- What is required: For the records below, count the lines containing the word "value" and reply with the number alone.

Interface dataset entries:

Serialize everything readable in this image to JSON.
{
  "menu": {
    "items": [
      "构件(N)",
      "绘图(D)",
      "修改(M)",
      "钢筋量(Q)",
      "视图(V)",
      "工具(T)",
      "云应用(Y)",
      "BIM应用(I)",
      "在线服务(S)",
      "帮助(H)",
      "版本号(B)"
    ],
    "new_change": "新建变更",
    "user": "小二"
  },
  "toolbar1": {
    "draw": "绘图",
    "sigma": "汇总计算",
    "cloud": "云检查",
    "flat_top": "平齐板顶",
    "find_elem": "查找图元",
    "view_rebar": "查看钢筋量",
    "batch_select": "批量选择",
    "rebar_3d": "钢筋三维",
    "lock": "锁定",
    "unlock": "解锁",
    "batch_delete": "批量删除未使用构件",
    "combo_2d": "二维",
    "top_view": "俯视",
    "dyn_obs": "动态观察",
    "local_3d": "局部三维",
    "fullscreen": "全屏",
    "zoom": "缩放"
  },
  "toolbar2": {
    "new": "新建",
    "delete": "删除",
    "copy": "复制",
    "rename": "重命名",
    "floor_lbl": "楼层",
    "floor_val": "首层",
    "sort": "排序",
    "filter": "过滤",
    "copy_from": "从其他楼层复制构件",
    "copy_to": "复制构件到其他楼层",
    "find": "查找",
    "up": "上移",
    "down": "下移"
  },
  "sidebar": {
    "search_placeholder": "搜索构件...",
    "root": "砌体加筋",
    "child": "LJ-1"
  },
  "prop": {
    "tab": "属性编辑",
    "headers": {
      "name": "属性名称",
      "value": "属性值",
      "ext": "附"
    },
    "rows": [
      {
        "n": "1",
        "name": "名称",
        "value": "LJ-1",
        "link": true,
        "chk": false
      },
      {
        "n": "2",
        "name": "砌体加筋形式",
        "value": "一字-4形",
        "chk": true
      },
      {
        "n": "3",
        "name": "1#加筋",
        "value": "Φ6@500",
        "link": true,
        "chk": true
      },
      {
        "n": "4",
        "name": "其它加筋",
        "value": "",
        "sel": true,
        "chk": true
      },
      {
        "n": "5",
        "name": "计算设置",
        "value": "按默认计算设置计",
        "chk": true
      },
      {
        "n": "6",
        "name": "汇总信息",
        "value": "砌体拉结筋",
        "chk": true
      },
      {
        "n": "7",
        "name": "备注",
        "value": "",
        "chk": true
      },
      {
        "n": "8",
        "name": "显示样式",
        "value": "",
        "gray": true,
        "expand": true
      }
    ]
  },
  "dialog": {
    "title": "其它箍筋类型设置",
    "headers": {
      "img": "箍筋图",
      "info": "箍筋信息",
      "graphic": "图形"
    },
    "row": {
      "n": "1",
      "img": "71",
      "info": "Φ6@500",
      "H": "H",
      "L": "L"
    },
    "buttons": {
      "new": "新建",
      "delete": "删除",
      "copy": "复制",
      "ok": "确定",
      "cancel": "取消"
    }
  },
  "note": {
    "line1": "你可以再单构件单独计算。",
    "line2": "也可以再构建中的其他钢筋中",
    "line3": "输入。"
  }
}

- Task response: 9